Find every line of the records that has "JSON" and return it.

Material provided Block Start

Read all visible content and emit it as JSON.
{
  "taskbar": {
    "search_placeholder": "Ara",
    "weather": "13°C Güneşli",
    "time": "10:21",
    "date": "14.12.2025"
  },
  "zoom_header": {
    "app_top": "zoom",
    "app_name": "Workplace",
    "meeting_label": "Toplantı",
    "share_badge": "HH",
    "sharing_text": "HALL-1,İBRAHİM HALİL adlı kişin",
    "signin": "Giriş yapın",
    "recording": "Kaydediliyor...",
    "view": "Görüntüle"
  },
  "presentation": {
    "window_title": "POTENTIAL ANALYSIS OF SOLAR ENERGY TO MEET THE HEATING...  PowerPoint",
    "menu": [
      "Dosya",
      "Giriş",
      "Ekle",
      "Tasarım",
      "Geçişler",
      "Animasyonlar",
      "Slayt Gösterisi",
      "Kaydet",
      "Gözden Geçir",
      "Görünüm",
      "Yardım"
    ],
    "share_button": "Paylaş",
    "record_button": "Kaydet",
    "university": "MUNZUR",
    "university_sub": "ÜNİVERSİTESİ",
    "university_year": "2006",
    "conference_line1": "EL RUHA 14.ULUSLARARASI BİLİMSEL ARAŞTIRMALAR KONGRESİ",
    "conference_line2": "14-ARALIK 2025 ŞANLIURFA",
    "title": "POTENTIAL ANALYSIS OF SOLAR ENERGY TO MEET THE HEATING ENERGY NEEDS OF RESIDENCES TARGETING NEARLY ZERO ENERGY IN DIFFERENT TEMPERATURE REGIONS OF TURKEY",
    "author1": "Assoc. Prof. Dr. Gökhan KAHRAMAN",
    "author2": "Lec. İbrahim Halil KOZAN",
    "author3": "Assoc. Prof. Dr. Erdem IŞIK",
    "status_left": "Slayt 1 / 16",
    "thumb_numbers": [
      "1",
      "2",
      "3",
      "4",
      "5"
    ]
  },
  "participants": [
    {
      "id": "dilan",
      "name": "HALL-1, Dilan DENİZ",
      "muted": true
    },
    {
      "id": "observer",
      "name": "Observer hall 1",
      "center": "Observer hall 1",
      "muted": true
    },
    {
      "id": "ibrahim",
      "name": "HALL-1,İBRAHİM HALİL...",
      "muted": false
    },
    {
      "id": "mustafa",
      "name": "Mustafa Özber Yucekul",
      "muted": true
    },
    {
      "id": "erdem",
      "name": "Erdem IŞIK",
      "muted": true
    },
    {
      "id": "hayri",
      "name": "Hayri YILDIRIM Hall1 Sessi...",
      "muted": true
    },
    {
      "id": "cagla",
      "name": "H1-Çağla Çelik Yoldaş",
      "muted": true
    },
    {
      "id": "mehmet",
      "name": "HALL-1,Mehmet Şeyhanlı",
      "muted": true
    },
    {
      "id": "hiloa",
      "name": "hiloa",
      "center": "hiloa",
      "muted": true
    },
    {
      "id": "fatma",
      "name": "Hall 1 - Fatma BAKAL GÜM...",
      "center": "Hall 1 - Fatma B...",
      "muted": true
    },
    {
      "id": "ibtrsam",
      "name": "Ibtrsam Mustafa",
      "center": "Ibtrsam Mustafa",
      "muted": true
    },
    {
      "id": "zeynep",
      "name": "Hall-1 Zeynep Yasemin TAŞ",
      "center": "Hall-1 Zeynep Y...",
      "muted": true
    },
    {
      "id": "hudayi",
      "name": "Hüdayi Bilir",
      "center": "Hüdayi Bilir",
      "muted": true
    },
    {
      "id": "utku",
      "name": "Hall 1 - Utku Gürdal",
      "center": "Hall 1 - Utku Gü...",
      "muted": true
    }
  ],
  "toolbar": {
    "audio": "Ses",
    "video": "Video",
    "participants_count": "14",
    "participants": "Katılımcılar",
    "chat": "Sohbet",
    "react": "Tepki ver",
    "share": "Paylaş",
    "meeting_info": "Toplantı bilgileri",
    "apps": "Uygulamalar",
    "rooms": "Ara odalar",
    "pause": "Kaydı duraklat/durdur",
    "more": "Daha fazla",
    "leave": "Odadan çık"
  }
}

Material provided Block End
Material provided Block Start

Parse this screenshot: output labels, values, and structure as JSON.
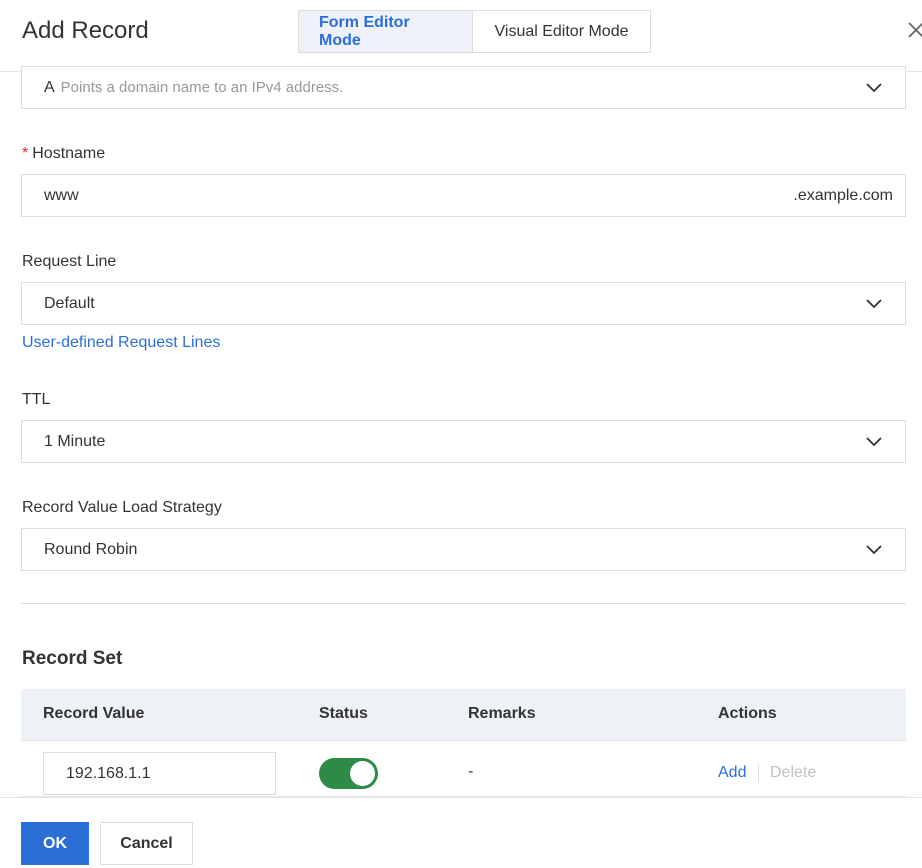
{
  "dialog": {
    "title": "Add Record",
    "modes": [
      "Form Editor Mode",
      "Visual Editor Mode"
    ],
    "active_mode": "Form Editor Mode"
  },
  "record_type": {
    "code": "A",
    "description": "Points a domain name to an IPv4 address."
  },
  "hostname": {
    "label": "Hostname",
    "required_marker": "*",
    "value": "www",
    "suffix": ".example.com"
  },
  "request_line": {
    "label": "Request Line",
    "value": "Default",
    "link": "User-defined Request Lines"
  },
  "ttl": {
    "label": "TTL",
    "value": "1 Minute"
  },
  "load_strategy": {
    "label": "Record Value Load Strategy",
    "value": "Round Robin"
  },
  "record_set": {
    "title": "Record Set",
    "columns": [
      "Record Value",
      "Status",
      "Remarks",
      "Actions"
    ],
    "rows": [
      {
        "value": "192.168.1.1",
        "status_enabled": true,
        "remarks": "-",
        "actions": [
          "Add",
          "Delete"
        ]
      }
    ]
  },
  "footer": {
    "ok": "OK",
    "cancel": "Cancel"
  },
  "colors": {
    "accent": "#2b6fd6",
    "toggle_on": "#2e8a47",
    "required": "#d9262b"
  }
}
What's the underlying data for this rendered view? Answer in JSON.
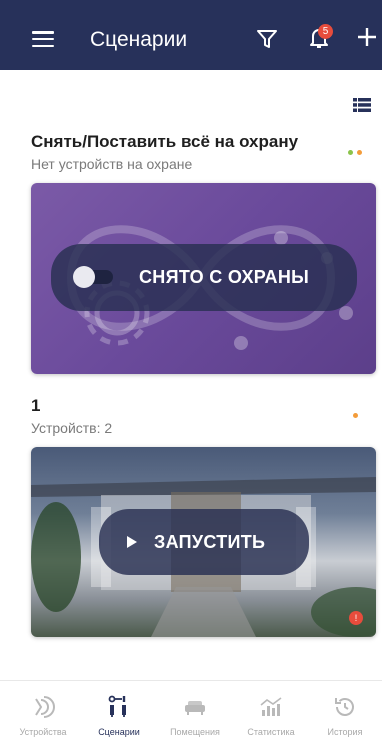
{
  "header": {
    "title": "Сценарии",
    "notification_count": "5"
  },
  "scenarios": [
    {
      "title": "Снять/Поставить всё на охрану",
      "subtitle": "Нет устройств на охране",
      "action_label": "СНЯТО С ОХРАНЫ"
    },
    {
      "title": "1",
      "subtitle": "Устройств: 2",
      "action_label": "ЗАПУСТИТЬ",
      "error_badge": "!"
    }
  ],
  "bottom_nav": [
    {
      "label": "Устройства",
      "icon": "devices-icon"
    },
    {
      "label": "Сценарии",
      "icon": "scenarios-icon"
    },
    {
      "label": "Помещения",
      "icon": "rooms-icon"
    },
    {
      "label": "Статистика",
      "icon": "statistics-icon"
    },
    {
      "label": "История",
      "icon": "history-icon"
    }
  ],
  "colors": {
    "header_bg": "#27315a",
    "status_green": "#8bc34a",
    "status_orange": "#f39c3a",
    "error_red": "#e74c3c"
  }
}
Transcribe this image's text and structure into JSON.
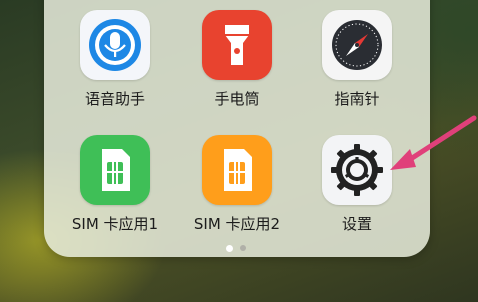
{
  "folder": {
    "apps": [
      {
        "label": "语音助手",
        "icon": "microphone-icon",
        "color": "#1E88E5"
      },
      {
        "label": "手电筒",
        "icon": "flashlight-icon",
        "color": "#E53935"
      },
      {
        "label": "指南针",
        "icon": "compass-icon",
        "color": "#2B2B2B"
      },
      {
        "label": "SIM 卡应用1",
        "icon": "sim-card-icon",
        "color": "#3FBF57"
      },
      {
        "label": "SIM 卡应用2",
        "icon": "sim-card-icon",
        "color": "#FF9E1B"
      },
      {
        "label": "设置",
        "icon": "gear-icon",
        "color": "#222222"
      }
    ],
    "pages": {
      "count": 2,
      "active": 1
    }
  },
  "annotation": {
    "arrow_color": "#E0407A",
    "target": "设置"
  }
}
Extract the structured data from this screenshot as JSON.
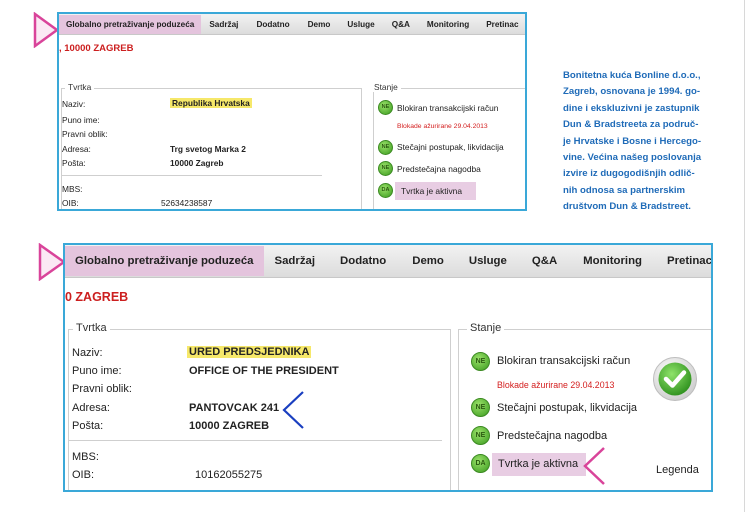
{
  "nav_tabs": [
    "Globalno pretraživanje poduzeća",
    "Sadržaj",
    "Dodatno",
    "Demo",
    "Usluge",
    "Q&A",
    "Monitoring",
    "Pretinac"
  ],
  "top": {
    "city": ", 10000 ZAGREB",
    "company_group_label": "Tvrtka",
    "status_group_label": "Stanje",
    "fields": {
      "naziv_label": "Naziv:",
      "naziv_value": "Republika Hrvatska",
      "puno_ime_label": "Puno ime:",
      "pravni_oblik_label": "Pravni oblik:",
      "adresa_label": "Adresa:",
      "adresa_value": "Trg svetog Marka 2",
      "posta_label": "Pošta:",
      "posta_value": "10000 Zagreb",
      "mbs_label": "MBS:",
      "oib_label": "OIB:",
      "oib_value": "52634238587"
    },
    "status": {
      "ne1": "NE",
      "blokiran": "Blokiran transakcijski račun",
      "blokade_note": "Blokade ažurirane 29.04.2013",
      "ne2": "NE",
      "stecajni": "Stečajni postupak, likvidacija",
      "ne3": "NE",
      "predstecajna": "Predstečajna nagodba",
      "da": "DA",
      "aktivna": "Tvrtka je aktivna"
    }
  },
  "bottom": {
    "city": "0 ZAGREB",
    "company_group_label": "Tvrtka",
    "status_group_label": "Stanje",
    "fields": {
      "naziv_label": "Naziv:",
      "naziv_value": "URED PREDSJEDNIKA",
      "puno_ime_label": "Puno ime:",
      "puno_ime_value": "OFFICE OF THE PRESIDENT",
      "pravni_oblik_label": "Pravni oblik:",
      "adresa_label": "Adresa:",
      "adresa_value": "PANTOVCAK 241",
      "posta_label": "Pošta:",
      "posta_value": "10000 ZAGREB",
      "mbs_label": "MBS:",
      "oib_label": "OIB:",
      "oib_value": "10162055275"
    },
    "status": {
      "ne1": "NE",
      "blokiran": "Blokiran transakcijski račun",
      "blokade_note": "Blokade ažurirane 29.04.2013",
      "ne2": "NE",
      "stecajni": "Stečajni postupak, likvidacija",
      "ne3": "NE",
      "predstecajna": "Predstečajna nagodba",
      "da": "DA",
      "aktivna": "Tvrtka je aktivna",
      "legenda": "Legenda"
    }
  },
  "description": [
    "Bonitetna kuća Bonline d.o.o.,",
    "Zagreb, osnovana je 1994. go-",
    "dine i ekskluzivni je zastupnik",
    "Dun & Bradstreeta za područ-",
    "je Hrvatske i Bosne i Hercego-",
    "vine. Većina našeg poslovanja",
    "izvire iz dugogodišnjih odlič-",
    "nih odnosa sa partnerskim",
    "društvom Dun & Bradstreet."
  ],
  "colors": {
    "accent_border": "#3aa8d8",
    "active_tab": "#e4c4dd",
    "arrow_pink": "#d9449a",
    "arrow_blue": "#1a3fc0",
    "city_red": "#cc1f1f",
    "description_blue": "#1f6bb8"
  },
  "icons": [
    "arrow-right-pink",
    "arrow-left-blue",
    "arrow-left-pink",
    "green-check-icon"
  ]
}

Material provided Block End

§ **Answer for this exercise**:
Read all visible content and emit it as JSON.
Parse this screenshot: output labels, values, and structure as JSON.
What's the underlying data for this rendered view? Answer in JSON.
Transcribe this image's text and structure into JSON.
Extract the structured data from this screenshot as JSON.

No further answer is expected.